◆ Raw data ◆
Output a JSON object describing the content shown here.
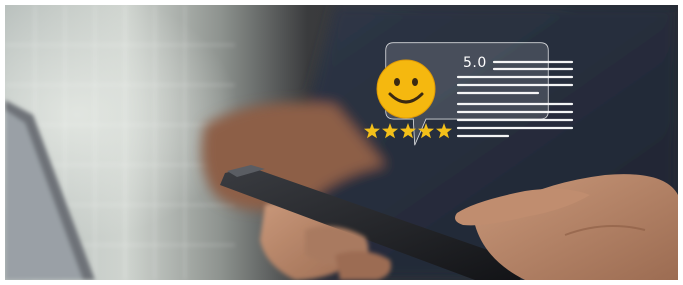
{
  "rating": {
    "score_label": "5.0",
    "stars": 5,
    "max_stars": 5,
    "emoji": "smiley-face-icon"
  },
  "colors": {
    "emoji_yellow": "#f5b80f",
    "star_yellow": "#f3c01a",
    "bubble_fill": "#ffffff",
    "lines": "#ffffff"
  }
}
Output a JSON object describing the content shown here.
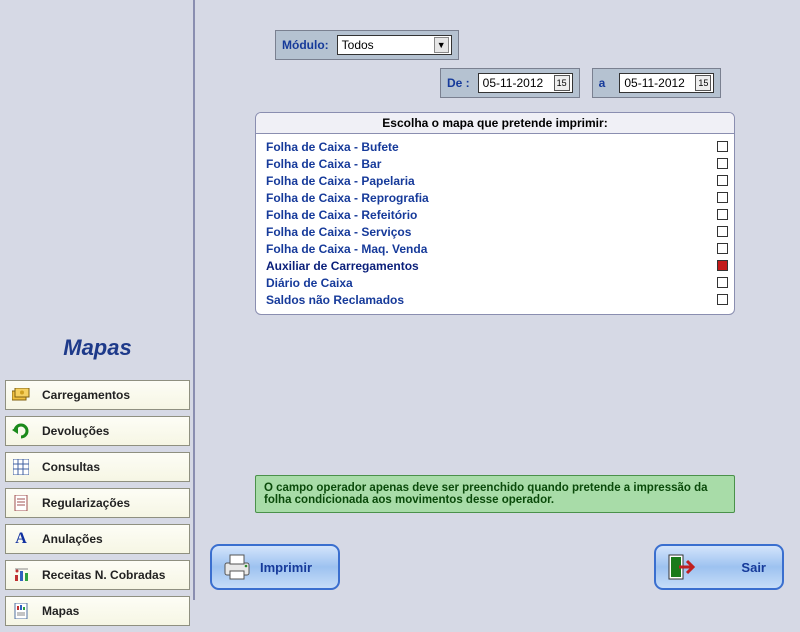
{
  "sidebar": {
    "title": "Mapas",
    "items": [
      {
        "label": "Carregamentos",
        "icon": "money-icon"
      },
      {
        "label": "Devoluções",
        "icon": "return-icon"
      },
      {
        "label": "Consultas",
        "icon": "grid-icon"
      },
      {
        "label": "Regularizações",
        "icon": "document-icon"
      },
      {
        "label": "Anulações",
        "icon": "letter-a-icon"
      },
      {
        "label": "Receitas N. Cobradas",
        "icon": "chart-icon"
      },
      {
        "label": "Mapas",
        "icon": "report-icon"
      }
    ]
  },
  "filters": {
    "modulo_label": "Módulo:",
    "modulo_value": "Todos",
    "de_label": "De :",
    "de_value": "05-11-2012",
    "a_label": "a",
    "a_value": "05-11-2012"
  },
  "list": {
    "header": "Escolha o mapa que pretende imprimir:",
    "items": [
      {
        "label": "Folha de Caixa - Bufete",
        "checked": false
      },
      {
        "label": "Folha de Caixa - Bar",
        "checked": false
      },
      {
        "label": "Folha de Caixa - Papelaria",
        "checked": false
      },
      {
        "label": "Folha de Caixa - Reprografia",
        "checked": false
      },
      {
        "label": "Folha de Caixa - Refeitório",
        "checked": false
      },
      {
        "label": "Folha de Caixa - Serviços",
        "checked": false
      },
      {
        "label": "Folha de Caixa - Maq. Venda",
        "checked": false
      },
      {
        "label": "Auxiliar de Carregamentos",
        "checked": true
      },
      {
        "label": "Diário de Caixa",
        "checked": false
      },
      {
        "label": "Saldos não Reclamados",
        "checked": false
      }
    ]
  },
  "info_text": "O campo operador apenas deve ser preenchido quando pretende a impressão da folha condicionada aos movimentos desse operador.",
  "buttons": {
    "print": "Imprimir",
    "exit": "Sair"
  }
}
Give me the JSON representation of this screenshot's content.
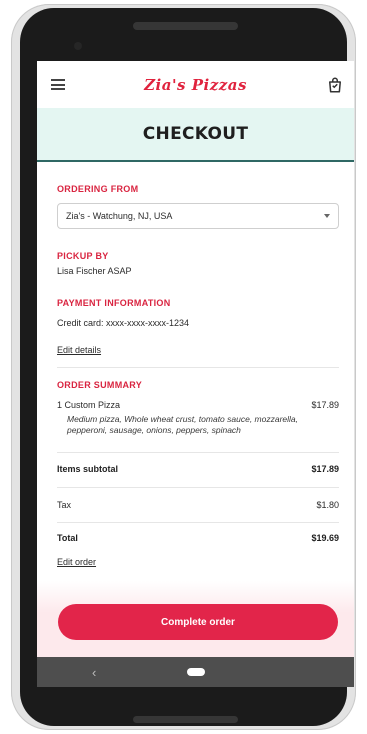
{
  "app": {
    "brand": "Zia's Pizzas",
    "page_title": "CHECKOUT"
  },
  "ordering_from": {
    "label": "ORDERING FROM",
    "selected": "Zia's - Watchung, NJ, USA"
  },
  "pickup": {
    "label": "PICKUP BY",
    "value": "Lisa Fischer ASAP"
  },
  "payment": {
    "label": "PAYMENT INFORMATION",
    "value": "Credit card: xxxx-xxxx-xxxx-1234",
    "edit_link": "Edit details"
  },
  "summary": {
    "label": "ORDER SUMMARY",
    "item": {
      "name": "1 Custom Pizza",
      "price": "$17.89",
      "description": "Medium pizza, Whole wheat crust, tomato sauce, mozzarella, pepperoni, sausage, onions, peppers, spinach"
    },
    "subtotal_label": "Items subtotal",
    "subtotal": "$17.89",
    "tax_label": "Tax",
    "tax": "$1.80",
    "total_label": "Total",
    "total": "$19.69",
    "edit_link": "Edit order"
  },
  "cta": {
    "label": "Complete order"
  },
  "system_nav": {
    "back_glyph": "‹"
  },
  "colors": {
    "brand_red": "#e0223d",
    "button_red": "#e2254a",
    "header_band": "#e4f6f2",
    "header_border": "#2f6864"
  },
  "icons": [
    "menu-icon",
    "shopping-bag-icon",
    "chevron-down-icon",
    "back-icon",
    "home-icon"
  ]
}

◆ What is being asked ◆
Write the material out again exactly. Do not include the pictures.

◆ Answer to the problem ◆
Output a JSON object describing the content shown here.
{
  "rating": {
    "score_label": "5.0",
    "stars": 5,
    "max_stars": 5,
    "emoji": "smiley-face-icon"
  },
  "colors": {
    "emoji_yellow": "#f5b80f",
    "star_yellow": "#f3c01a",
    "bubble_fill": "#ffffff",
    "lines": "#ffffff"
  }
}
Output a JSON object describing the content shown here.
{
  "sidebar": {
    "title": "Mapas",
    "items": [
      {
        "label": "Carregamentos",
        "icon": "money-icon"
      },
      {
        "label": "Devoluções",
        "icon": "return-icon"
      },
      {
        "label": "Consultas",
        "icon": "grid-icon"
      },
      {
        "label": "Regularizações",
        "icon": "document-icon"
      },
      {
        "label": "Anulações",
        "icon": "letter-a-icon"
      },
      {
        "label": "Receitas N. Cobradas",
        "icon": "chart-icon"
      },
      {
        "label": "Mapas",
        "icon": "report-icon"
      }
    ]
  },
  "filters": {
    "modulo_label": "Módulo:",
    "modulo_value": "Todos",
    "de_label": "De :",
    "de_value": "05-11-2012",
    "a_label": "a",
    "a_value": "05-11-2012"
  },
  "list": {
    "header": "Escolha o mapa que pretende imprimir:",
    "items": [
      {
        "label": "Folha de Caixa - Bufete",
        "checked": false
      },
      {
        "label": "Folha de Caixa - Bar",
        "checked": false
      },
      {
        "label": "Folha de Caixa - Papelaria",
        "checked": false
      },
      {
        "label": "Folha de Caixa - Reprografia",
        "checked": false
      },
      {
        "label": "Folha de Caixa - Refeitório",
        "checked": false
      },
      {
        "label": "Folha de Caixa - Serviços",
        "checked": false
      },
      {
        "label": "Folha de Caixa - Maq. Venda",
        "checked": false
      },
      {
        "label": "Auxiliar de Carregamentos",
        "checked": true
      },
      {
        "label": "Diário de Caixa",
        "checked": false
      },
      {
        "label": "Saldos não Reclamados",
        "checked": false
      }
    ]
  },
  "info_text": "O campo operador apenas deve ser preenchido quando pretende a impressão da folha condicionada aos movimentos desse operador.",
  "buttons": {
    "print": "Imprimir",
    "exit": "Sair"
  }
}
Give me the JSON representation of this screenshot's content.
{
  "app": {
    "brand": "Zia's Pizzas",
    "page_title": "CHECKOUT"
  },
  "ordering_from": {
    "label": "ORDERING FROM",
    "selected": "Zia's - Watchung, NJ, USA"
  },
  "pickup": {
    "label": "PICKUP BY",
    "value": "Lisa Fischer ASAP"
  },
  "payment": {
    "label": "PAYMENT INFORMATION",
    "value": "Credit card: xxxx-xxxx-xxxx-1234",
    "edit_link": "Edit details"
  },
  "summary": {
    "label": "ORDER SUMMARY",
    "item": {
      "name": "1 Custom Pizza",
      "price": "$17.89",
      "description": "Medium pizza, Whole wheat crust, tomato sauce, mozzarella, pepperoni, sausage, onions, peppers, spinach"
    },
    "subtotal_label": "Items subtotal",
    "subtotal": "$17.89",
    "tax_label": "Tax",
    "tax": "$1.80",
    "total_label": "Total",
    "total": "$19.69",
    "edit_link": "Edit order"
  },
  "cta": {
    "label": "Complete order"
  },
  "system_nav": {
    "back_glyph": "‹"
  },
  "colors": {
    "brand_red": "#e0223d",
    "button_red": "#e2254a",
    "header_band": "#e4f6f2",
    "header_border": "#2f6864"
  },
  "icons": [
    "menu-icon",
    "shopping-bag-icon",
    "chevron-down-icon",
    "back-icon",
    "home-icon"
  ]
}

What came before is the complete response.